▶ _DESCRIPTION OF THE TASK_
Copy every line from the records below that carries the word "Parking".

▶ _RECORDS TO PROCESS_
-----

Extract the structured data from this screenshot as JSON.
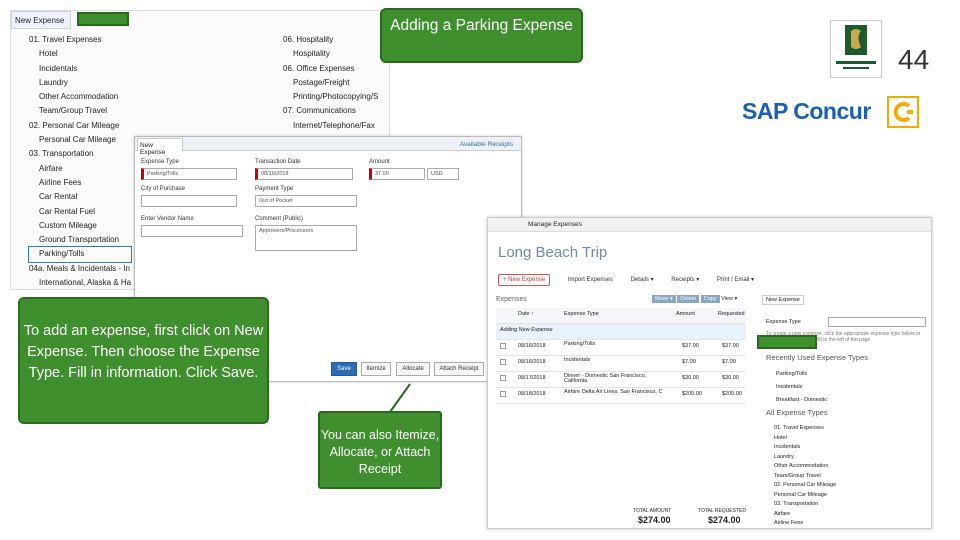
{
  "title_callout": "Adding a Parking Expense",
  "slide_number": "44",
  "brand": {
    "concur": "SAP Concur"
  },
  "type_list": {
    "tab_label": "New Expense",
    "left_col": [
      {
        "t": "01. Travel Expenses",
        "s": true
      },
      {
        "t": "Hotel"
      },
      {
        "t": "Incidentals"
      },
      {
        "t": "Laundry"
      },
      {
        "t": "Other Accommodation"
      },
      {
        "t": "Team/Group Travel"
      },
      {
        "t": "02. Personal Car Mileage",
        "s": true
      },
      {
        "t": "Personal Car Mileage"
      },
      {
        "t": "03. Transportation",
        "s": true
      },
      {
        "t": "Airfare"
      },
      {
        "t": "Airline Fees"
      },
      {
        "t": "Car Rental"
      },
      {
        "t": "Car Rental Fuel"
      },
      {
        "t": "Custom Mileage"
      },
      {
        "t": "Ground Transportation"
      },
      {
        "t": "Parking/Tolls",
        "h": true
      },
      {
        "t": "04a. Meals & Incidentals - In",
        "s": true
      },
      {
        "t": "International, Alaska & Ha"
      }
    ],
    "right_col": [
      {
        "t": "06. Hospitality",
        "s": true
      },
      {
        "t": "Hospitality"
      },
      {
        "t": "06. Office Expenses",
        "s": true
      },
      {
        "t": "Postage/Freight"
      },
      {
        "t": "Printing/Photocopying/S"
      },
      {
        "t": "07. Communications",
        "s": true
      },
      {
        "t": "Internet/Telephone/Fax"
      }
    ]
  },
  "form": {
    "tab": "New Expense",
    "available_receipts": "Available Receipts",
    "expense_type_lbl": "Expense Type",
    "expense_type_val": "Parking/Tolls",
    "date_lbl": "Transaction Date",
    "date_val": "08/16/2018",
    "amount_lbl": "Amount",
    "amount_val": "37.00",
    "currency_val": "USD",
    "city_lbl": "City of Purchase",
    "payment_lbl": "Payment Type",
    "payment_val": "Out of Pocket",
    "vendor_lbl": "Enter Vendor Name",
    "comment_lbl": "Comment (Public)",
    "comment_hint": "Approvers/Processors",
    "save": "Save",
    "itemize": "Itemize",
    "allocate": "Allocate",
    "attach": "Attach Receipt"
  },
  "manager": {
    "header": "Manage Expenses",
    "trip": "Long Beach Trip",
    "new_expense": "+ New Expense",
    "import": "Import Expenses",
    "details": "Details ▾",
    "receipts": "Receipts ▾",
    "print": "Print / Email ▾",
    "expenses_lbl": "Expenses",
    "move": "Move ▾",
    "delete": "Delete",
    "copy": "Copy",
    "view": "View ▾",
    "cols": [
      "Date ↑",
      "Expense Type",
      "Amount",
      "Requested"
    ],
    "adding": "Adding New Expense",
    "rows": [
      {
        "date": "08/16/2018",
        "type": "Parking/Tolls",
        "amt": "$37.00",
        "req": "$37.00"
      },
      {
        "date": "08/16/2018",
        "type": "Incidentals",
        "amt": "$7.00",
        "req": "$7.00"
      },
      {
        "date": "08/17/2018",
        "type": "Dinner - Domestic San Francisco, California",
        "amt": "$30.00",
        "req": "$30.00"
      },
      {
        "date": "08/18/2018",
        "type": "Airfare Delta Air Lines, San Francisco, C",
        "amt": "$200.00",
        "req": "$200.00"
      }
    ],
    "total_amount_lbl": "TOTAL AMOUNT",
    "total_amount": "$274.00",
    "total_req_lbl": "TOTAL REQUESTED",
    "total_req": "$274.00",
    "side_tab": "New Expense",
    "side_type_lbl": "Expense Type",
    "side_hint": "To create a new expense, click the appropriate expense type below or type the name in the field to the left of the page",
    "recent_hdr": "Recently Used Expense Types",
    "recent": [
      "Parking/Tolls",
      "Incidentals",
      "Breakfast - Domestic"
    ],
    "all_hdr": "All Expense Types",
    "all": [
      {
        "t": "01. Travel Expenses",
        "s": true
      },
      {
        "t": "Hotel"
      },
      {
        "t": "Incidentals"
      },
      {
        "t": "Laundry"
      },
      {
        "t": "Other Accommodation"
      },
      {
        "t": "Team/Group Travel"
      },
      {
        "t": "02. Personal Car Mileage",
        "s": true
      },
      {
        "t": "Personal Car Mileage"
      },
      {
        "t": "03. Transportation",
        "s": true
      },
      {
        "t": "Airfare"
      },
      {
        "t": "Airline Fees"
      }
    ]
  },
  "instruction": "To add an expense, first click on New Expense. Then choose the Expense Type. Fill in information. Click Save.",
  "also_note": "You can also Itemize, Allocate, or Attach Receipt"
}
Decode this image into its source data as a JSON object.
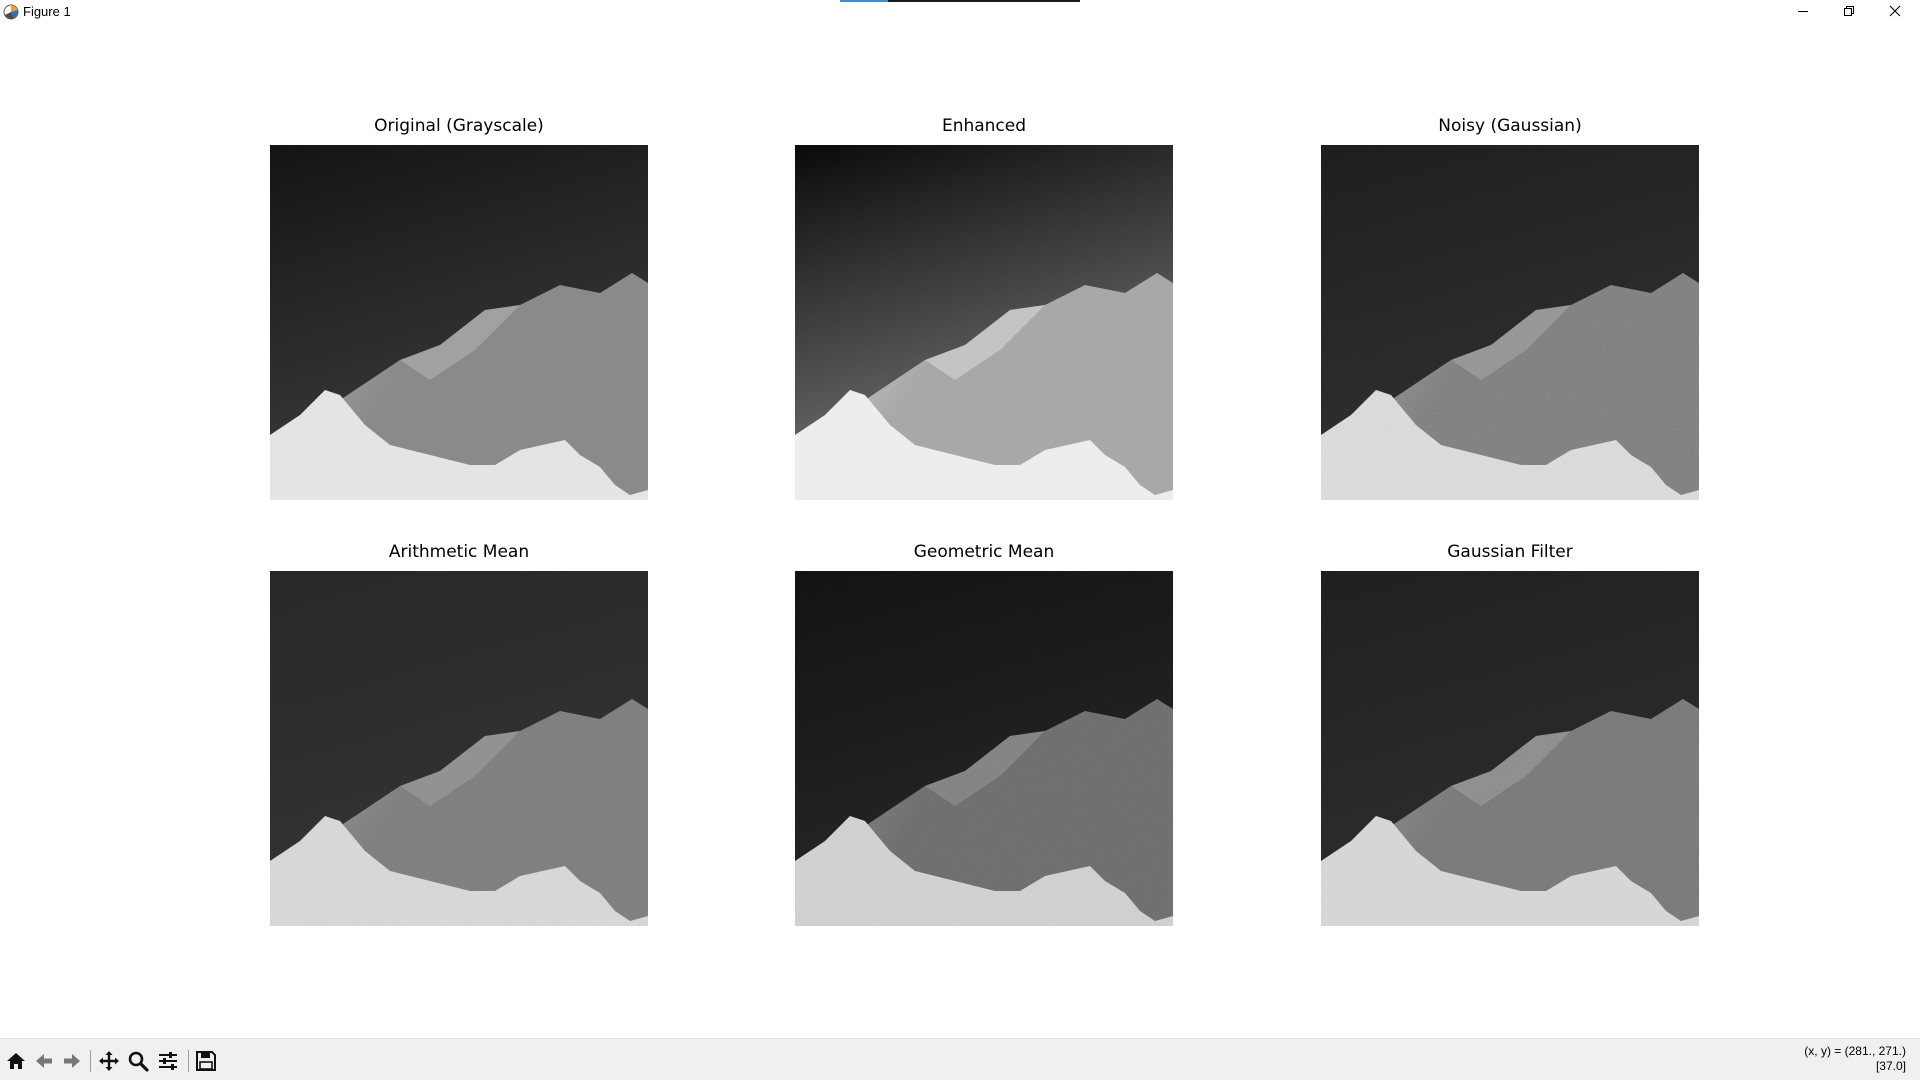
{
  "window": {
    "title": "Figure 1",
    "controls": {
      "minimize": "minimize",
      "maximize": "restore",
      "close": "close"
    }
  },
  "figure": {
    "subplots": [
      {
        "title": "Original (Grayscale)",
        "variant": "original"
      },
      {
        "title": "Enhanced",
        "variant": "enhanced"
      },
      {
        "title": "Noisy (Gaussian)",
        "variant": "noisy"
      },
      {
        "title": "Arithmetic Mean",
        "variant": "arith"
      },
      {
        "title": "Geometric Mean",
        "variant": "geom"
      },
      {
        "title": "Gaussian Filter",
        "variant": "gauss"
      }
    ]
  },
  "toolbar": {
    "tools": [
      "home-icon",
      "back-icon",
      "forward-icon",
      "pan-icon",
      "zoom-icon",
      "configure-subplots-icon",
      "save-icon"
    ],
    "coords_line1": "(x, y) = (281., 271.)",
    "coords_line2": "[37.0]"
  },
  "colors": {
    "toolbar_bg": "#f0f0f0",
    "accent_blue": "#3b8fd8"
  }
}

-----

▶ _RESPONSE BELOW_
  "title_callout": "Adding a Parking Expense",
        "t": "Parking/Tolls",
    "expense_type_val": "Parking/Tolls",
        "type": "Parking/Tolls",
      "Parking/Tolls",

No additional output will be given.